# [TASK DESCRIPTION]
Copy out all of the lines below exactly; the pictures do not belong in the copy.

# [EXERCISE MATERIALS]

■ ■ ■ ■ ■

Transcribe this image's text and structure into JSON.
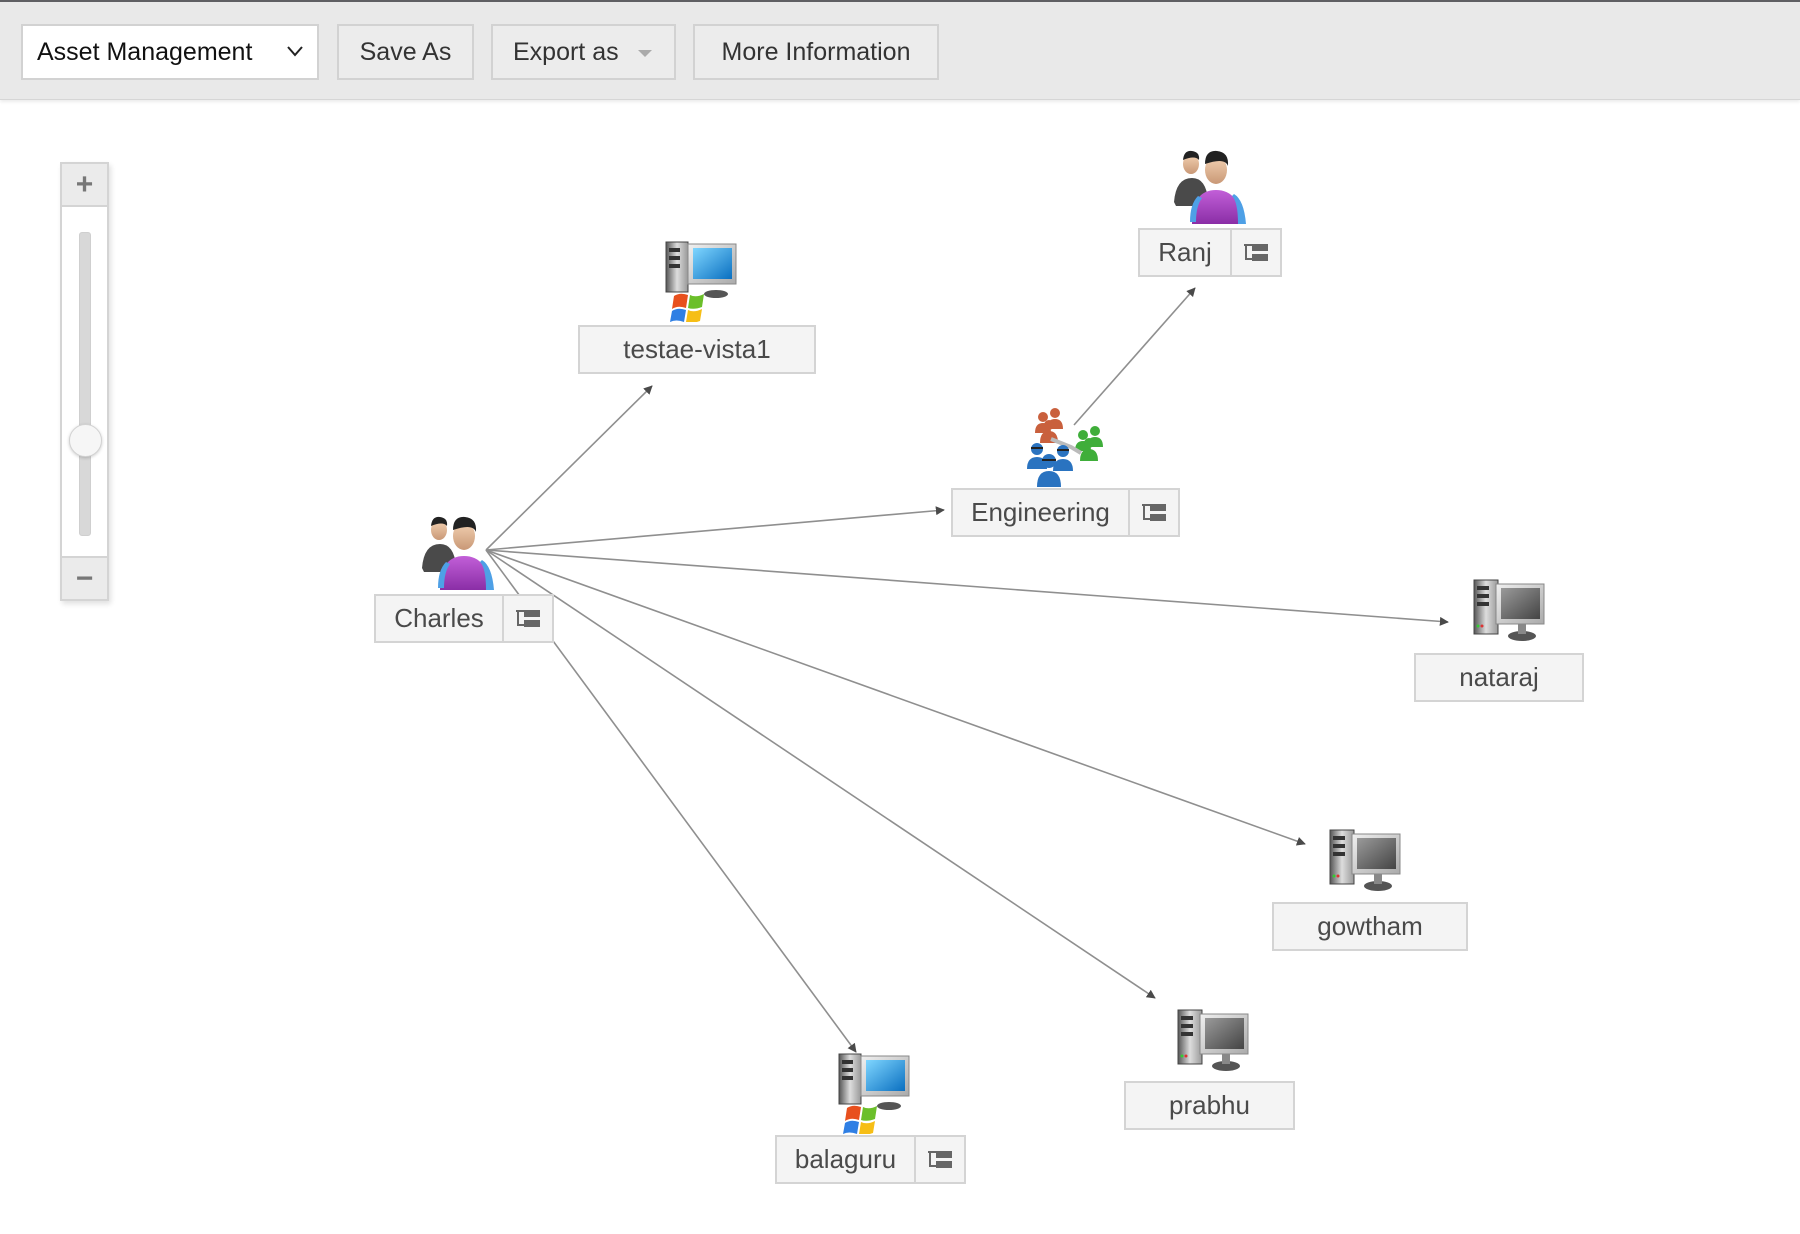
{
  "toolbar": {
    "view_select": {
      "value": "Asset Management",
      "icon": "chevron-down-icon"
    },
    "save_as_label": "Save As",
    "export_label": "Export as",
    "export_icon": "caret-down-icon",
    "more_info_label": "More Information"
  },
  "zoom_control": {
    "plus_label": "+",
    "minus_label": "−",
    "level": 0.32
  },
  "graph": {
    "nodes": [
      {
        "id": "charles",
        "label": "Charles",
        "type": "user",
        "icon": "user-icon",
        "has_tree": true
      },
      {
        "id": "testae",
        "label": "testae-vista1",
        "type": "windows-workstation",
        "icon": "windows-computer-icon",
        "has_tree": false
      },
      {
        "id": "engineering",
        "label": "Engineering",
        "type": "department",
        "icon": "department-group-icon",
        "has_tree": true
      },
      {
        "id": "ranj",
        "label": "Ranj",
        "type": "user",
        "icon": "user-icon",
        "has_tree": true
      },
      {
        "id": "nataraj",
        "label": "nataraj",
        "type": "workstation",
        "icon": "computer-icon",
        "has_tree": false
      },
      {
        "id": "gowtham",
        "label": "gowtham",
        "type": "workstation",
        "icon": "computer-icon",
        "has_tree": false
      },
      {
        "id": "prabhu",
        "label": "prabhu",
        "type": "workstation",
        "icon": "computer-icon",
        "has_tree": false
      },
      {
        "id": "balaguru",
        "label": "balaguru",
        "type": "windows-workstation",
        "icon": "windows-computer-icon",
        "has_tree": true
      }
    ],
    "edges": [
      {
        "from": "charles",
        "to": "testae"
      },
      {
        "from": "charles",
        "to": "engineering"
      },
      {
        "from": "charles",
        "to": "nataraj"
      },
      {
        "from": "charles",
        "to": "gowtham"
      },
      {
        "from": "charles",
        "to": "prabhu"
      },
      {
        "from": "charles",
        "to": "balaguru"
      },
      {
        "from": "engineering",
        "to": "ranj"
      }
    ],
    "tree_icon": "hierarchy-tree-icon"
  }
}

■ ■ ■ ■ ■

# [ANSWER FOR THIS EXERCISE]
Transcribe this image's text and structure into JSON.
{
  "toolbar": {
    "view_select": {
      "value": "Asset Management",
      "icon": "chevron-down-icon"
    },
    "save_as_label": "Save As",
    "export_label": "Export as",
    "export_icon": "caret-down-icon",
    "more_info_label": "More Information"
  },
  "zoom_control": {
    "plus_label": "+",
    "minus_label": "−",
    "level": 0.32
  },
  "graph": {
    "nodes": [
      {
        "id": "charles",
        "label": "Charles",
        "type": "user",
        "icon": "user-icon",
        "has_tree": true
      },
      {
        "id": "testae",
        "label": "testae-vista1",
        "type": "windows-workstation",
        "icon": "windows-computer-icon",
        "has_tree": false
      },
      {
        "id": "engineering",
        "label": "Engineering",
        "type": "department",
        "icon": "department-group-icon",
        "has_tree": true
      },
      {
        "id": "ranj",
        "label": "Ranj",
        "type": "user",
        "icon": "user-icon",
        "has_tree": true
      },
      {
        "id": "nataraj",
        "label": "nataraj",
        "type": "workstation",
        "icon": "computer-icon",
        "has_tree": false
      },
      {
        "id": "gowtham",
        "label": "gowtham",
        "type": "workstation",
        "icon": "computer-icon",
        "has_tree": false
      },
      {
        "id": "prabhu",
        "label": "prabhu",
        "type": "workstation",
        "icon": "computer-icon",
        "has_tree": false
      },
      {
        "id": "balaguru",
        "label": "balaguru",
        "type": "windows-workstation",
        "icon": "windows-computer-icon",
        "has_tree": true
      }
    ],
    "edges": [
      {
        "from": "charles",
        "to": "testae"
      },
      {
        "from": "charles",
        "to": "engineering"
      },
      {
        "from": "charles",
        "to": "nataraj"
      },
      {
        "from": "charles",
        "to": "gowtham"
      },
      {
        "from": "charles",
        "to": "prabhu"
      },
      {
        "from": "charles",
        "to": "balaguru"
      },
      {
        "from": "engineering",
        "to": "ranj"
      }
    ],
    "tree_icon": "hierarchy-tree-icon"
  }
}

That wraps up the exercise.